If all it is is a broken jaw, then I’d put the chances at 100 percent that Boston Bruins captain Zdeno Chara plays the critical Game 5 of the Stanley Cup Final on Thursday night against St. Louis in Boston.
There’s no chance - no chance - that a guy like Chara is going to sit out such a monumental game with a little thing like a broken jaw. “Wire the thing up, put the thick facial shield on and let me get out there with the boys.”
I guarantee you that’s the kind of thing Chara has been telling team doctors since he was forced out of Game 4 Monday night after taking a puck to the face in the second period. Chara, at 42 the NHL’s second-oldest player to Matt Cullen, did wear a facial shield and return to the Bruins’ bench after the injury.
But, he never got off the bench, as apparently he was not cleared to return by the doctors.
Will Chara Play in Game 5 Against the Blues?
These are the Stanley Cup Finals, so we’re not going to get much in detail on injured players’ status game-to-game. On Tuesday, Bruins coach Bruce Cassidy told reporters he didn’t know whether Chara would be able to play or not.

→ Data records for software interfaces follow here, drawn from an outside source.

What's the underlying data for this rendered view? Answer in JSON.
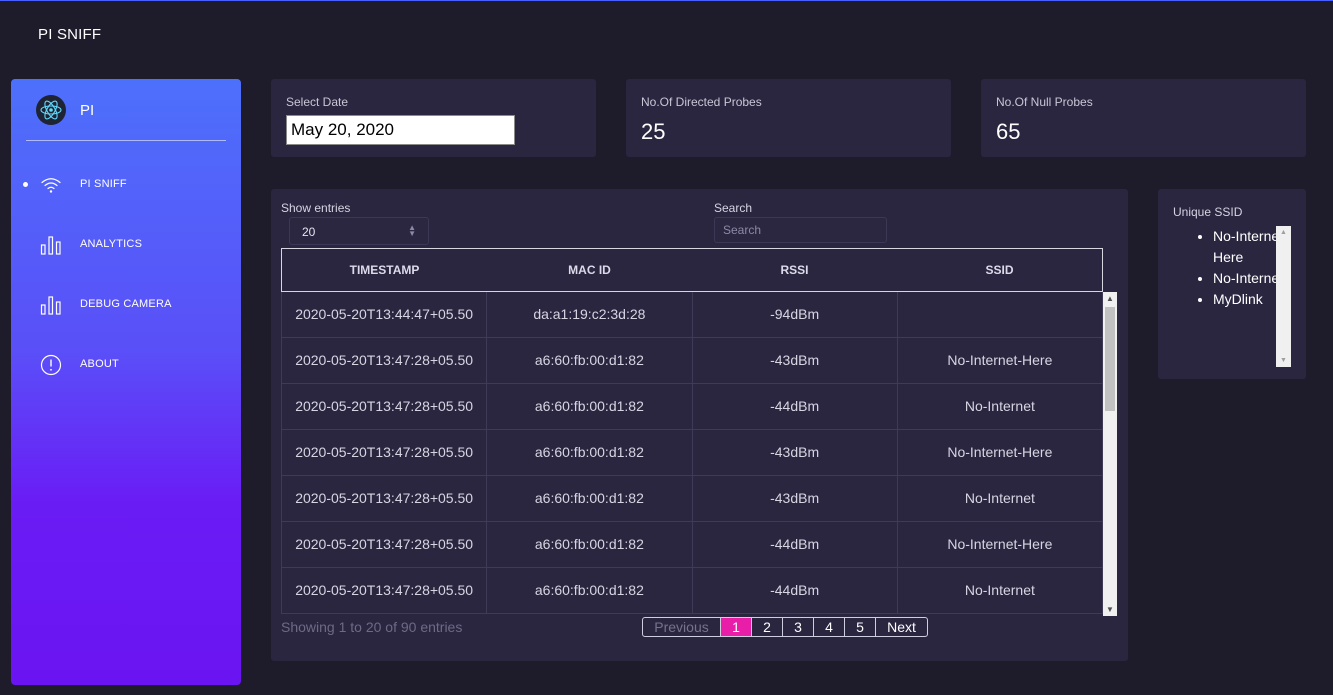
{
  "app": {
    "brand": "PI SNIFF"
  },
  "sidebar": {
    "title": "PI",
    "items": [
      {
        "label": "PI SNIFF",
        "icon": "wifi-icon",
        "active": true
      },
      {
        "label": "ANALYTICS",
        "icon": "bar-chart-icon",
        "active": false
      },
      {
        "label": "DEBUG CAMERA",
        "icon": "bar-chart-icon",
        "active": false
      },
      {
        "label": "ABOUT",
        "icon": "info-icon",
        "active": false
      }
    ]
  },
  "cards": {
    "date": {
      "label": "Select Date",
      "value": "May 20, 2020"
    },
    "directed": {
      "label": "No.Of Directed Probes",
      "value": "25"
    },
    "null": {
      "label": "No.Of Null Probes",
      "value": "65"
    }
  },
  "table": {
    "show_entries_label": "Show entries",
    "entries_value": "20",
    "search_label": "Search",
    "search_placeholder": "Search",
    "columns": [
      "TIMESTAMP",
      "MAC ID",
      "RSSI",
      "SSID"
    ],
    "rows": [
      [
        "2020-05-20T13:44:47+05.50",
        "da:a1:19:c2:3d:28",
        "-94dBm",
        ""
      ],
      [
        "2020-05-20T13:47:28+05.50",
        "a6:60:fb:00:d1:82",
        "-43dBm",
        "No-Internet-Here"
      ],
      [
        "2020-05-20T13:47:28+05.50",
        "a6:60:fb:00:d1:82",
        "-44dBm",
        "No-Internet"
      ],
      [
        "2020-05-20T13:47:28+05.50",
        "a6:60:fb:00:d1:82",
        "-43dBm",
        "No-Internet-Here"
      ],
      [
        "2020-05-20T13:47:28+05.50",
        "a6:60:fb:00:d1:82",
        "-43dBm",
        "No-Internet"
      ],
      [
        "2020-05-20T13:47:28+05.50",
        "a6:60:fb:00:d1:82",
        "-44dBm",
        "No-Internet-Here"
      ],
      [
        "2020-05-20T13:47:28+05.50",
        "a6:60:fb:00:d1:82",
        "-44dBm",
        "No-Internet"
      ]
    ],
    "info": "Showing 1 to 20 of 90 entries",
    "pagination": {
      "previous": "Previous",
      "pages": [
        "1",
        "2",
        "3",
        "4",
        "5"
      ],
      "active_page": "1",
      "next": "Next"
    }
  },
  "unique_ssid": {
    "title": "Unique SSID",
    "items": [
      "No-Internet-Here",
      "No-Internet",
      "MyDlink"
    ]
  },
  "colors": {
    "background": "#1e1b2b",
    "card": "#2a2640",
    "sidebar_top": "#4d70fb",
    "sidebar_bottom": "#6a14f2",
    "accent_page": "#e91ea8"
  }
}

The only way I can see Chara not playing is if doctors suspect he was/is concussed from the puck to the face. Concussions are where teams have to draw the line nowadays with players playing hurt. In the old days? They’d have said Chara got his bell rung and he’d have played - maybe to his long-term detriment, which is why teams won’t let players do that anymore.
But there are plenty of occasions in which players have played through a broken jaw. Jeremy Roenick played Game 7 of a first-round series with Phoenix in 1999, 17 days after his jaw was broken in four places by an elbow from Dallas’ Derian Hatcher - which earned him a seven-game suspension.
The normal recuperation time for a broken jaw is usually six weeks. If the jaw is broken in too many places - and we don’t even know officially if it’s a broken jaw or not - and significant surgery is required, then Chara may have the decision to play or not taken out of his hands by the docs.
But, as teammate Brad Marchand told NESN on Tuesday:
“He's an absolute warrior. I think if it wasn't for the doctor, he would have played that game. He's an absolute leader.”
Bruins Odds Dip After Game 4 Loss
Chara or no Chara, the fact is that the Bruins’ odds of winning the Cup went down again after that loss Tuesday. At the start of the series, Boston was a -165 favorite to win at 888Sport, with the Blues at +230. As of Tuesday afternoon, the Bruins were down to -155, while the Blues at +130.
If NHL betting fans are only are placing their Cup bets for the first time now, your payout either way just got shorter. The Bruins have already been without minutes-munching defenseman Matt Grzelcyk since he was hurt in Game 2 (Cassidy said Grzelcyk “could” return still in the series) and if Chara is lost, that obviously hurts Boston’s chances even more.
Grzelcyk’s injury happened in the first period of Game 3, so in essence the Bruins have been without him for nearly three full games - and Boston has lost two of them.
Some Relevant Stanley Cup Betting Trends to Consider
A few other interesting facts about Cup Finals history, which may or may not influence your betting decisions, courtesy of NHL public relations:
- This marks the 26th time the Final has been tied at 2-2 after four games under the best-of-seven format (since 1939). The team that tied the series has gone on to win the Cup in 10 of the previous 25 instances, including three of the last five occasions (2015, 2013 and 2011).
- When a best-of-seven series is tied at two games apiece, the winner of Game 5 holds an all-time series record of 210-58 (78.4%), including a 5-3 mark in the 2019 playoffs and 18-7 mark in the Stanley Cup Final (72.0%).
- Boston holds an all-time series record of 14-3 when winning Game 5 after being tied 2-2 in a best-of-seven, while St. Louis is 8-1. The Bruins have been tied 2-2 in the Final on four previous occasions, losing Game 5 each time - but winning the Cup once (2011 vs. VAN). The Blues will play a Game 5 for the first time ever in the Stanley Cup Final.
Regardless of the Game 5 outcome, the Bruins own an all-time series record of 18-16 (.529) when a best-of-seven is tied after four games; the Blues are 10-15 (.400) in that scenario.